Print all of the records. Exclude the images.
········
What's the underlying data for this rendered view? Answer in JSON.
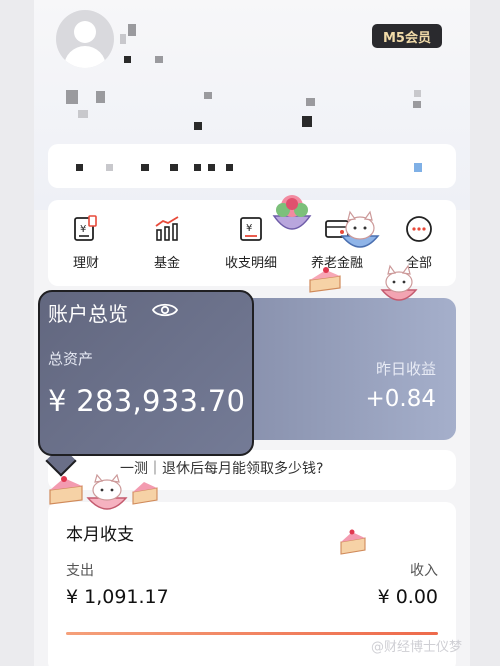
{
  "header": {
    "badge_label": "M5会员"
  },
  "quick_menu": [
    {
      "label": "理财",
      "icon": "wealth-icon"
    },
    {
      "label": "基金",
      "icon": "fund-chart-icon"
    },
    {
      "label": "收支明细",
      "icon": "bill-detail-icon"
    },
    {
      "label": "养老金融",
      "icon": "pension-card-icon"
    },
    {
      "label": "全部",
      "icon": "more-dots-icon"
    }
  ],
  "assets": {
    "title": "账户总览",
    "total_label": "总资产",
    "total_value": "¥ 283,933.70",
    "yesterday_label": "昨日收益",
    "yesterday_value": "+0.84"
  },
  "promo": {
    "text": "一测｜退休后每月能领取多少钱?"
  },
  "month_summary": {
    "title": "本月收支",
    "expense_label": "支出",
    "expense_value": "¥ 1,091.17",
    "income_label": "收入",
    "income_value": "¥ 0.00"
  },
  "watermark": "@财经博士仪梦",
  "colors": {
    "card_gradient_start": "#6f7492",
    "card_gradient_end": "#a5afcb",
    "accent_orange": "#ee6a4b",
    "badge_bg": "#2a2a2e",
    "badge_text": "#f1dba9"
  }
}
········
### TASK ANSWER
What's the underlying data for this rendered view? Answer in JSON.
{
  "header": {
    "badge_label": "M5会员"
  },
  "quick_menu": [
    {
      "label": "理财",
      "icon": "wealth-icon"
    },
    {
      "label": "基金",
      "icon": "fund-chart-icon"
    },
    {
      "label": "收支明细",
      "icon": "bill-detail-icon"
    },
    {
      "label": "养老金融",
      "icon": "pension-card-icon"
    },
    {
      "label": "全部",
      "icon": "more-dots-icon"
    }
  ],
  "assets": {
    "title": "账户总览",
    "total_label": "总资产",
    "total_value": "¥ 283,933.70",
    "yesterday_label": "昨日收益",
    "yesterday_value": "+0.84"
  },
  "promo": {
    "text": "一测｜退休后每月能领取多少钱?"
  },
  "month_summary": {
    "title": "本月收支",
    "expense_label": "支出",
    "expense_value": "¥ 1,091.17",
    "income_label": "收入",
    "income_value": "¥ 0.00"
  },
  "watermark": "@财经博士仪梦",
  "colors": {
    "card_gradient_start": "#6f7492",
    "card_gradient_end": "#a5afcb",
    "accent_orange": "#ee6a4b",
    "badge_bg": "#2a2a2e",
    "badge_text": "#f1dba9"
  }
}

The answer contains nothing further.